Task prompt:
Examine each line of the data. Copy those that contain the string "resolution".

Information provided:
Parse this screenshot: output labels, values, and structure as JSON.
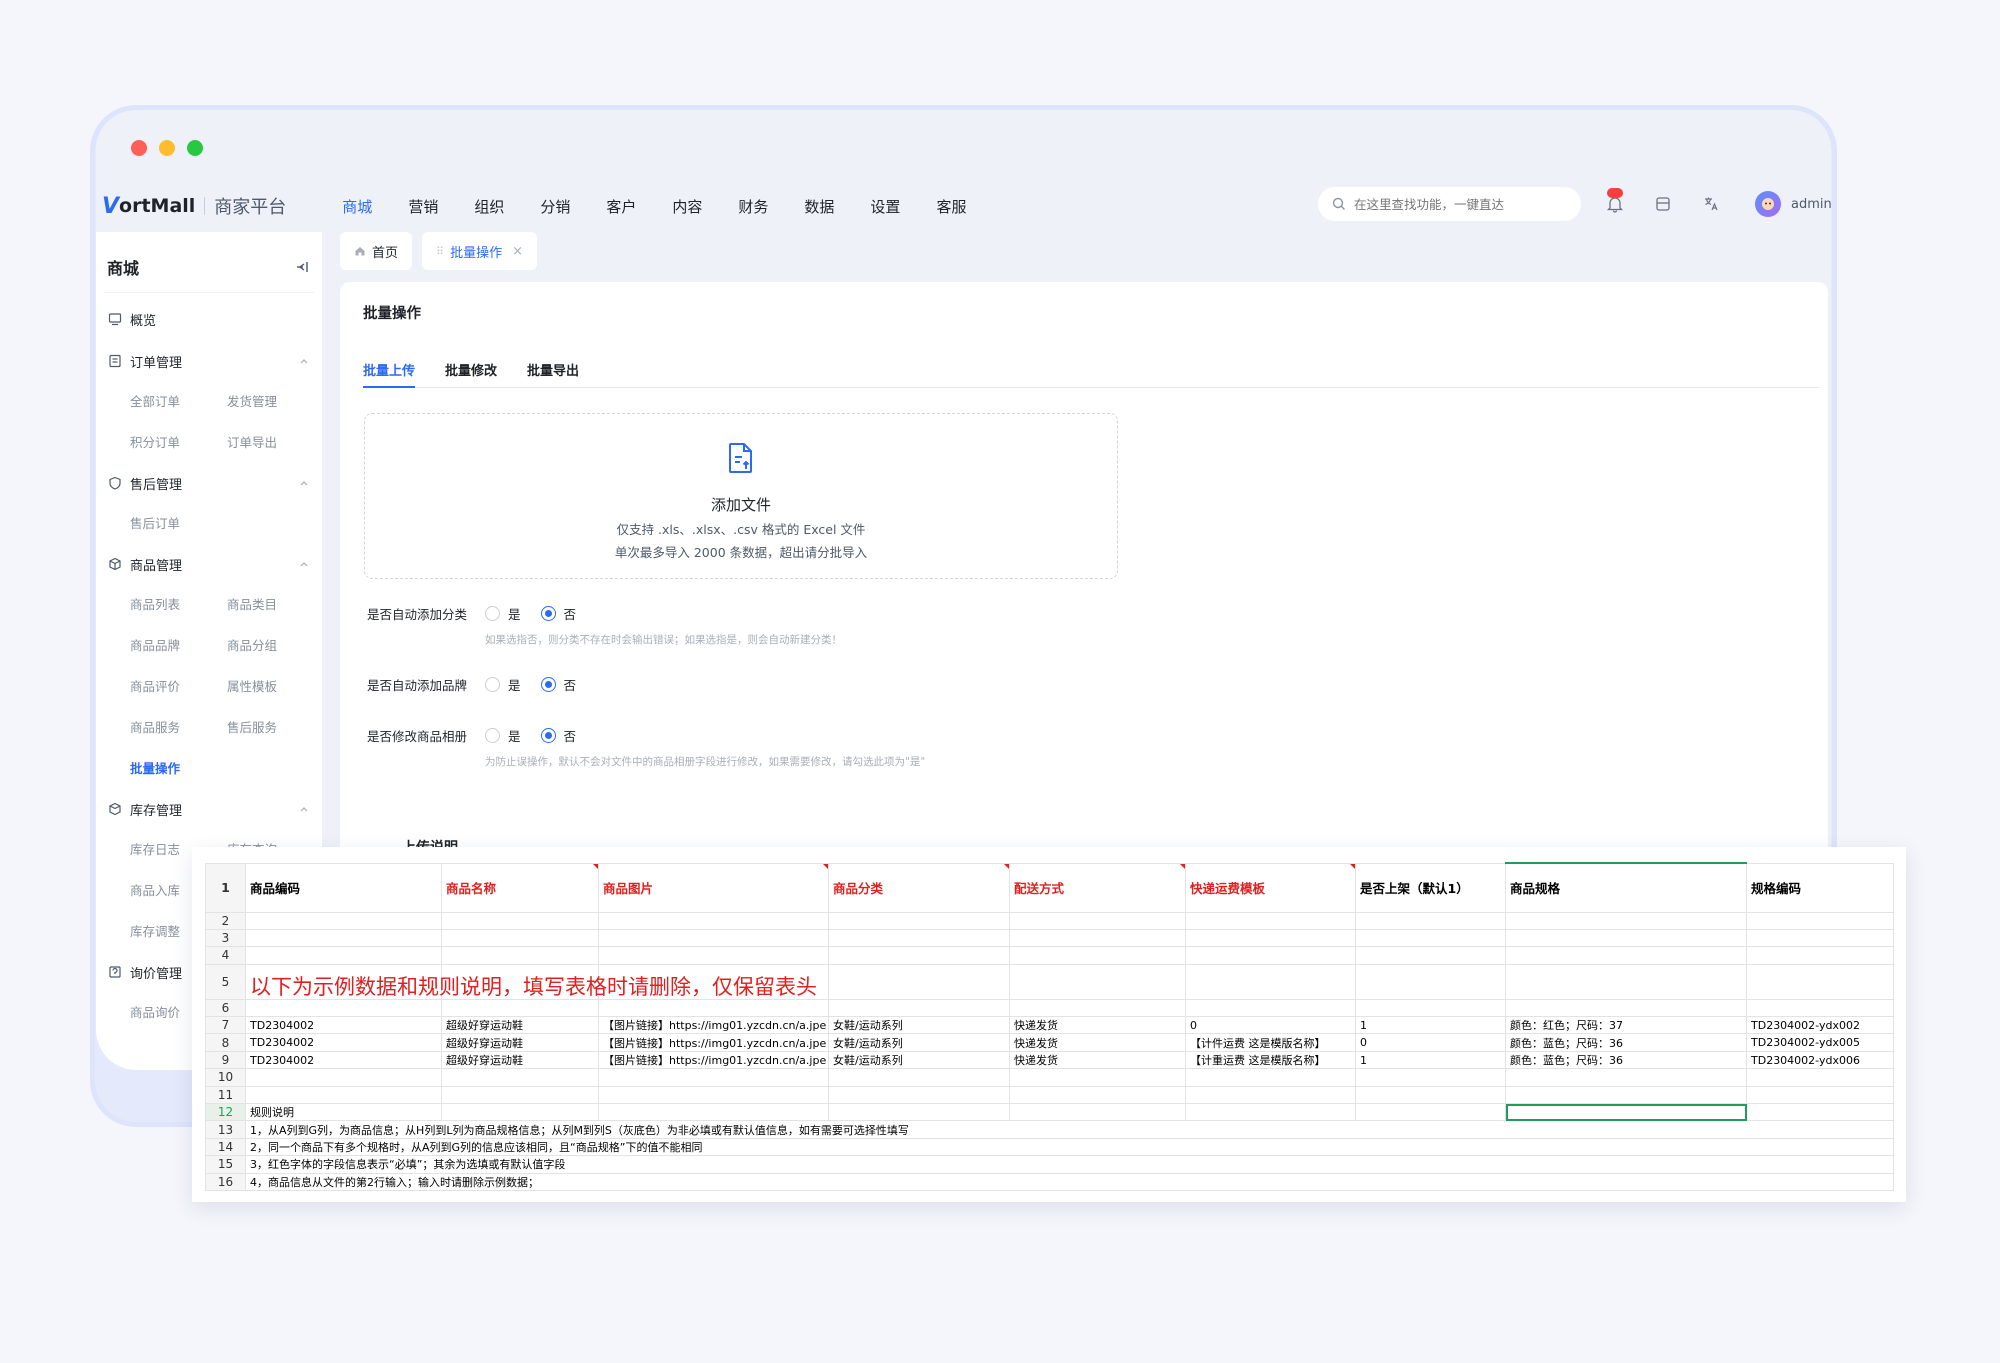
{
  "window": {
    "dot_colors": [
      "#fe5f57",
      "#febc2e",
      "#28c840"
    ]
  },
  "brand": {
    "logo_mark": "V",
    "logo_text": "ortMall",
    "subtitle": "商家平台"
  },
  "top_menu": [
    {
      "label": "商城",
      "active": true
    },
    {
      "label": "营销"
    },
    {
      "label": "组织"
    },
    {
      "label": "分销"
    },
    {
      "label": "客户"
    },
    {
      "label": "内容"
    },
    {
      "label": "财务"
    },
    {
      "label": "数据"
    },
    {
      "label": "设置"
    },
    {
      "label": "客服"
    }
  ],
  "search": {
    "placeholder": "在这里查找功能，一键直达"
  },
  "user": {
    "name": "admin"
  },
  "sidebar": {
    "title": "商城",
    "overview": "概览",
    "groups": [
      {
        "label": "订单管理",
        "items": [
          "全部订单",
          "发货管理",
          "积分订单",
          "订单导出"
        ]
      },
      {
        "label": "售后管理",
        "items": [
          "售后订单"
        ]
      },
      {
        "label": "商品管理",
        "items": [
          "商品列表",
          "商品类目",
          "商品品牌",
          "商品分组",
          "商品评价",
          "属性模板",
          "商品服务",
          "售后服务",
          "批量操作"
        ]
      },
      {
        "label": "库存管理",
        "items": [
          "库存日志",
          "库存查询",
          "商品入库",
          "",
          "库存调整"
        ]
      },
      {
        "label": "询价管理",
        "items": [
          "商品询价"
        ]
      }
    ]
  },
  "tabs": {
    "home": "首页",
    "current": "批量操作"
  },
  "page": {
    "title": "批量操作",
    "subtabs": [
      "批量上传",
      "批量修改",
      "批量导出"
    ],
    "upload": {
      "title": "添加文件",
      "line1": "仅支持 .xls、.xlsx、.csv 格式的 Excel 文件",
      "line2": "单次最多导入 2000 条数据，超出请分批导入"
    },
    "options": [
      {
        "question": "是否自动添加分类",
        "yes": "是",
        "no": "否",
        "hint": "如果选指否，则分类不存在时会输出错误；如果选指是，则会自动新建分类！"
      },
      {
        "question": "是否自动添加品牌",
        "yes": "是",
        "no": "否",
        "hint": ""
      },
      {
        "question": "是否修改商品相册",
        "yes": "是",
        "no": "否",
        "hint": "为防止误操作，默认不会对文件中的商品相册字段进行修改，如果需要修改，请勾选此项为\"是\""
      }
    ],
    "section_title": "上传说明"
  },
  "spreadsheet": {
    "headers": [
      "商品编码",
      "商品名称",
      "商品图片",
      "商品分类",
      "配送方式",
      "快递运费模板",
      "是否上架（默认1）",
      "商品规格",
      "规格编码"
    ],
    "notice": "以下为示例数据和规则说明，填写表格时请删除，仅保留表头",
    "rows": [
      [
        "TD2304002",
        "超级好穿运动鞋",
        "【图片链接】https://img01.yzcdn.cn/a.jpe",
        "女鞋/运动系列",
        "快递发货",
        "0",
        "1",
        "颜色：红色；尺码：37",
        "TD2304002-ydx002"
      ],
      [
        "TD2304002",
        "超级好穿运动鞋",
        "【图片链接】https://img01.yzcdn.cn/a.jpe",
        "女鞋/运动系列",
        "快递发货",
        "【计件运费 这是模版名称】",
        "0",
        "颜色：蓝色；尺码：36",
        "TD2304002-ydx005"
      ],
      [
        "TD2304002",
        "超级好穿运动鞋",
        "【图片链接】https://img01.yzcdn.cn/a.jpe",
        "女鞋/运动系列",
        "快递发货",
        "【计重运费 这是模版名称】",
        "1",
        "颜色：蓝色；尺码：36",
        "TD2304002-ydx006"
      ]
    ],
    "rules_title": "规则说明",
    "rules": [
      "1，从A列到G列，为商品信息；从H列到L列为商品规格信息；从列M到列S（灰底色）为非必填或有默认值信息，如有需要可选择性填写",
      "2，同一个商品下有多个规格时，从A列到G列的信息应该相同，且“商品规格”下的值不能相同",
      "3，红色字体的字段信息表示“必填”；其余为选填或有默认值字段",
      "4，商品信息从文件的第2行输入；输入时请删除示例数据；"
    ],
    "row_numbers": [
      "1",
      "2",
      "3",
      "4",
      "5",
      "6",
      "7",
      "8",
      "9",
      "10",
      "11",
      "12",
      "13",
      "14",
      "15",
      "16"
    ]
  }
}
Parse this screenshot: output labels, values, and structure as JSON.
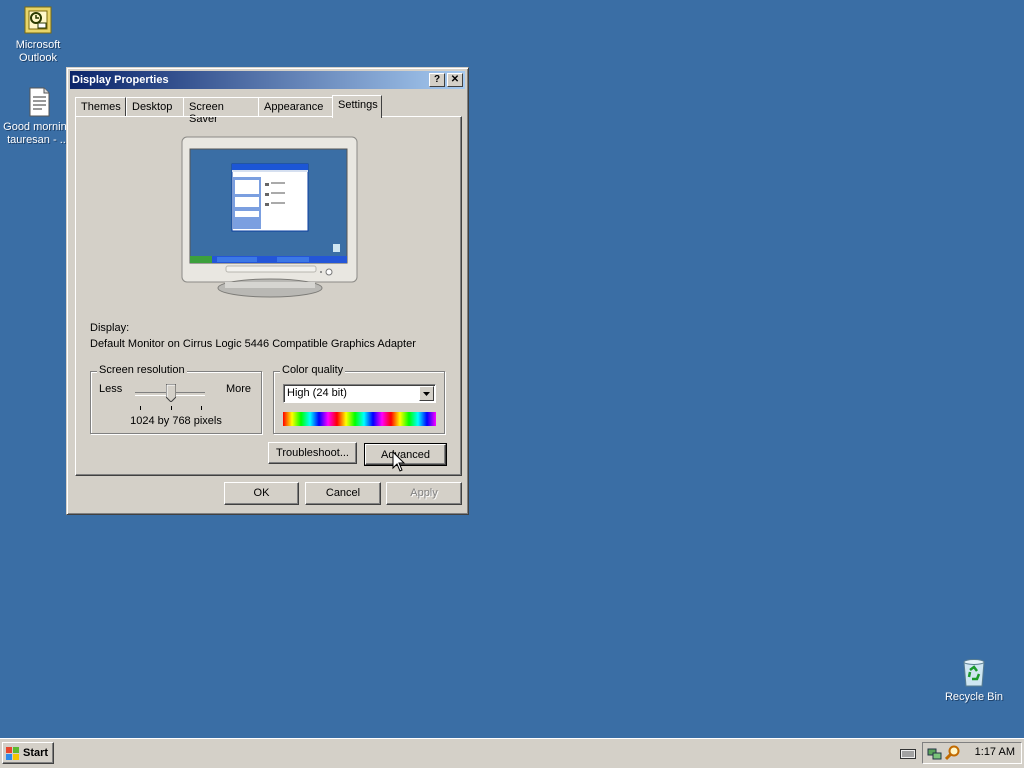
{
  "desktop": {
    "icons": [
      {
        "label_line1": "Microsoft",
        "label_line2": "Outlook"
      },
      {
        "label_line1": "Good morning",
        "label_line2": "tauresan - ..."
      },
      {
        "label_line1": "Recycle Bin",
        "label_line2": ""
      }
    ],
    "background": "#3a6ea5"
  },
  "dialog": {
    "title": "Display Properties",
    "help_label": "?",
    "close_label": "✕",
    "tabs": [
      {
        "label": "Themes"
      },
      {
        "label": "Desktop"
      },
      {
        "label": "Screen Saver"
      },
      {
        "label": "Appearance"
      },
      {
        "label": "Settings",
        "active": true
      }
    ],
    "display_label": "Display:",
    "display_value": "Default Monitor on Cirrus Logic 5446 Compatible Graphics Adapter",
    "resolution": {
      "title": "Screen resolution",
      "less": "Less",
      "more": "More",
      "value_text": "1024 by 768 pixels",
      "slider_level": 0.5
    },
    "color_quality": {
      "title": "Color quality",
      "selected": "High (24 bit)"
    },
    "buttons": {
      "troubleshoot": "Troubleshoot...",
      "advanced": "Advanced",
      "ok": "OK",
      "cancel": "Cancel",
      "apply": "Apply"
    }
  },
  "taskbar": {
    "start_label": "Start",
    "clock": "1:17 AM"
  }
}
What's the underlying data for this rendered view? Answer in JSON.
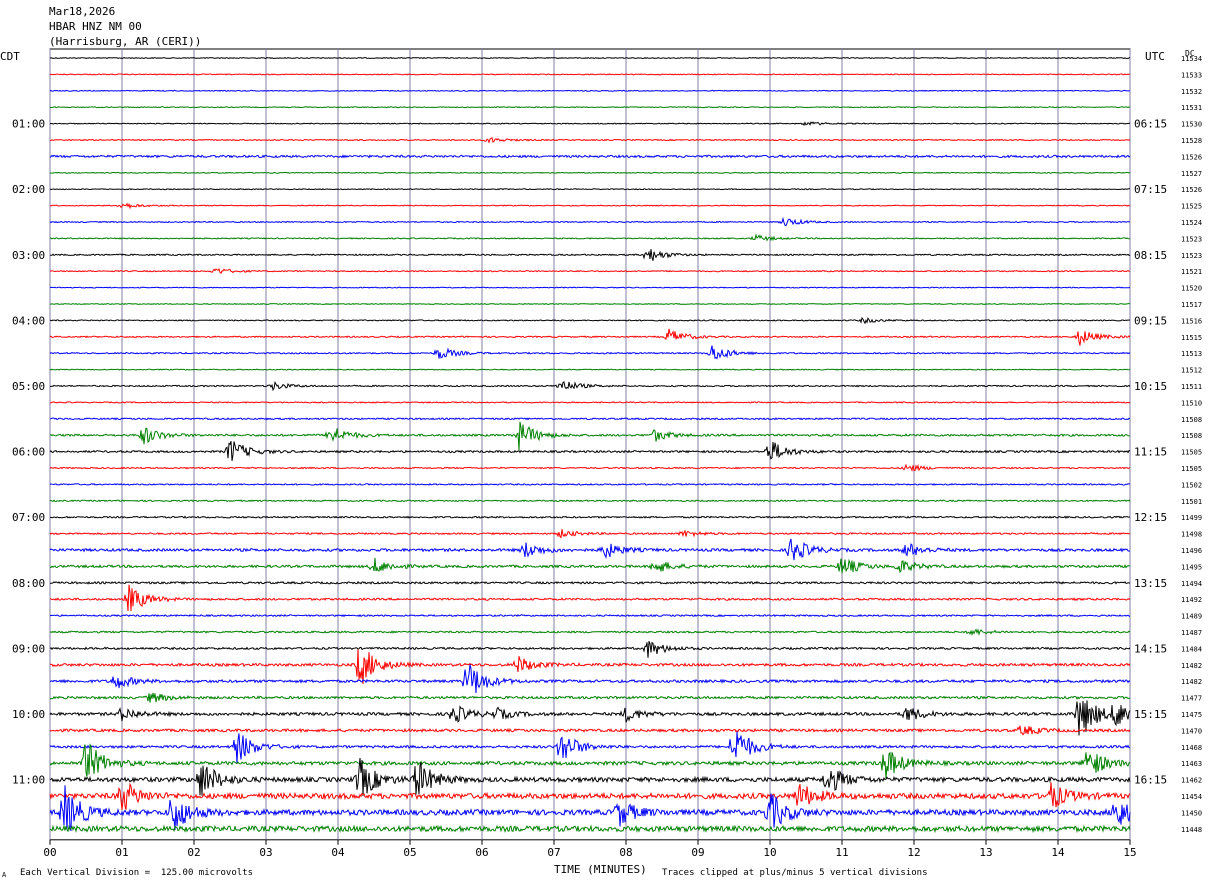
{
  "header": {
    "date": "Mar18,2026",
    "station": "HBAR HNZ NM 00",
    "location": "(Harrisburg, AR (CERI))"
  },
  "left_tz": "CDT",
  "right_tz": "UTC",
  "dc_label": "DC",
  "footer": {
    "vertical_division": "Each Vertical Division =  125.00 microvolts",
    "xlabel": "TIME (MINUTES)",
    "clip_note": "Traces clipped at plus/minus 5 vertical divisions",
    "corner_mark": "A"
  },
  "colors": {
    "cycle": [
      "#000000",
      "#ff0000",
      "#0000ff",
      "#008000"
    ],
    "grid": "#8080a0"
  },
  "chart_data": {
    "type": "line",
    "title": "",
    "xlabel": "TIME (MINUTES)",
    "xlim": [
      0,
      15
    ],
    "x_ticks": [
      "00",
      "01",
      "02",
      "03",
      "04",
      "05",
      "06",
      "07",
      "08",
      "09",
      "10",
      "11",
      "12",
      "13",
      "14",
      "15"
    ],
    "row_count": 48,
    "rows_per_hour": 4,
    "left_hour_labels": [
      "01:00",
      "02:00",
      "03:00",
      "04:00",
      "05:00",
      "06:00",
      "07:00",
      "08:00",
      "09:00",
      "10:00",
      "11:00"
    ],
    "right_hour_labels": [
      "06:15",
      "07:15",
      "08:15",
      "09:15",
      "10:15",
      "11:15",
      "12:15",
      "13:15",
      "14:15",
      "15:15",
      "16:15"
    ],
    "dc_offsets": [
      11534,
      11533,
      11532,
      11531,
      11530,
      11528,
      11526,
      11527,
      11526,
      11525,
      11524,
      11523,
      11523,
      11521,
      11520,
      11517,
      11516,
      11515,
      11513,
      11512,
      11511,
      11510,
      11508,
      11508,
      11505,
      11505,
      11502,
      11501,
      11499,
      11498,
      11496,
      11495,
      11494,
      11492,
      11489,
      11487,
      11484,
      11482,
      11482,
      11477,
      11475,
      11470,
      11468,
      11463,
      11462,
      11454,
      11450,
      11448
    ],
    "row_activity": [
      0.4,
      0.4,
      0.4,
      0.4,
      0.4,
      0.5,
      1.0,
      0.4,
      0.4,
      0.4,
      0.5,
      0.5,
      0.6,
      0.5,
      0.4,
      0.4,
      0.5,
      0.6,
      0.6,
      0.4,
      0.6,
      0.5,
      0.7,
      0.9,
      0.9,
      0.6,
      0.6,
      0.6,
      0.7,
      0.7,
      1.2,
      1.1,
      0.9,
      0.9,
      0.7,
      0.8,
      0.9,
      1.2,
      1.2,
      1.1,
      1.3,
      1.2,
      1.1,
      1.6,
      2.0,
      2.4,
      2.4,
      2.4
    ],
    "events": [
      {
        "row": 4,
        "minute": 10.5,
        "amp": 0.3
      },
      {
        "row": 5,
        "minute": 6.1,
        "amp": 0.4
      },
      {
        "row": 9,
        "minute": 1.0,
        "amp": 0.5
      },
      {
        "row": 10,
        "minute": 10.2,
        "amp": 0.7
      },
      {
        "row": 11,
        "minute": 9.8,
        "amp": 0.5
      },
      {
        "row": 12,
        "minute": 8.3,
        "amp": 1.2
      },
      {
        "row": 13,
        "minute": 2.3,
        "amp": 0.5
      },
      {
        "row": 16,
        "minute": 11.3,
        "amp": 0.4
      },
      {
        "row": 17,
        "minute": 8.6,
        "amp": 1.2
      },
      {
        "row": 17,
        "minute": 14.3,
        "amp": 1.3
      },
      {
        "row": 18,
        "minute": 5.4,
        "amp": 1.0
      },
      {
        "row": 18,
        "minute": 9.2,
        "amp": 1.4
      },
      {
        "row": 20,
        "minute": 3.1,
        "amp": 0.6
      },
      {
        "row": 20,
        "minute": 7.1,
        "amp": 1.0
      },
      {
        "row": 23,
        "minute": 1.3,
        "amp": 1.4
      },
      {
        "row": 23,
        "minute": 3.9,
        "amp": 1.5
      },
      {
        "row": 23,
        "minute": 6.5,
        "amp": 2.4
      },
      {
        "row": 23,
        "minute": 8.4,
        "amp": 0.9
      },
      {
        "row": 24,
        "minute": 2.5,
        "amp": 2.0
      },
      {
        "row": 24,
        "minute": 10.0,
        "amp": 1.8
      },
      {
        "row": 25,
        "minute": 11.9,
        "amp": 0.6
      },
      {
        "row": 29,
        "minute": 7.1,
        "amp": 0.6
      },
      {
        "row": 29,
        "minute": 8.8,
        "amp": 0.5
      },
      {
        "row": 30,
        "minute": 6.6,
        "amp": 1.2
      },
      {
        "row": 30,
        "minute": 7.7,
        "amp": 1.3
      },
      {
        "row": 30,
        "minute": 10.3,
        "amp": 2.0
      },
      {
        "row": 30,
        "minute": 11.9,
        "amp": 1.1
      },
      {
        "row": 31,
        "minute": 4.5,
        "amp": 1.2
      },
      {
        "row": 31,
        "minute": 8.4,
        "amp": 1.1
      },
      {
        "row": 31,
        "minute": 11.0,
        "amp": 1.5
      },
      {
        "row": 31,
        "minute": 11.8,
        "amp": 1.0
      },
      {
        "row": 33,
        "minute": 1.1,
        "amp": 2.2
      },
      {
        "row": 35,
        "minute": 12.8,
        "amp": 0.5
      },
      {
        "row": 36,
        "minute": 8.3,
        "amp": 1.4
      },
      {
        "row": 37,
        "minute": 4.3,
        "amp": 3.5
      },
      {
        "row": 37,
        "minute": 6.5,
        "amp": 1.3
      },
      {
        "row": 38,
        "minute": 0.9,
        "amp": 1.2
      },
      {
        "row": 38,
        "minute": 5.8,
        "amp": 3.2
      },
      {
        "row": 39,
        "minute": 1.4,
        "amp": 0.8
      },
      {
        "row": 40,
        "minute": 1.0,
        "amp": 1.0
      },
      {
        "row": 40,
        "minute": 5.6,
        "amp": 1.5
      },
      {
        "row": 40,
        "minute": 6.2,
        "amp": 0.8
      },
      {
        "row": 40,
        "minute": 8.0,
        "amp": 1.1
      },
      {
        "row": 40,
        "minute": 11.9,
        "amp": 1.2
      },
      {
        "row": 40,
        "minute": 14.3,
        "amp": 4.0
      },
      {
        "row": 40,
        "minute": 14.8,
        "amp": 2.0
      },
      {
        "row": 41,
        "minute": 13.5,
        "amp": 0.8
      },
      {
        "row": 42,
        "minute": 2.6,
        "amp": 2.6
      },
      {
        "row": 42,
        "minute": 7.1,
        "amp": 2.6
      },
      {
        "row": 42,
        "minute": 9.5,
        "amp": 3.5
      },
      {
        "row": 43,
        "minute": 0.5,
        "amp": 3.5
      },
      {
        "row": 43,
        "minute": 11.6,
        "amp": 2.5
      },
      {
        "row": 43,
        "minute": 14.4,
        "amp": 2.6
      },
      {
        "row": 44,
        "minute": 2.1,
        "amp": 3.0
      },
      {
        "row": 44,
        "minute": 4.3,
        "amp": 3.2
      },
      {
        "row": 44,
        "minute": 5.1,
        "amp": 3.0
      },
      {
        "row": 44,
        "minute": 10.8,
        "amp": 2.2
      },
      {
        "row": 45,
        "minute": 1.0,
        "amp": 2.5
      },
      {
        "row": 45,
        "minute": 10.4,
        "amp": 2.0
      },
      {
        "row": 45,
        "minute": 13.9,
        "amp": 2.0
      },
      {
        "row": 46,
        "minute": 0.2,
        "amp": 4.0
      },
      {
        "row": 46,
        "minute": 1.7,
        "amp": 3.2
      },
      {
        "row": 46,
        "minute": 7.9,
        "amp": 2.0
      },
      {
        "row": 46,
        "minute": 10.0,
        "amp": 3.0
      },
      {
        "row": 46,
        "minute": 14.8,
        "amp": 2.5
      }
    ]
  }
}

Answer to this problem:
    "resolution": {
      "title": "Screen resolution",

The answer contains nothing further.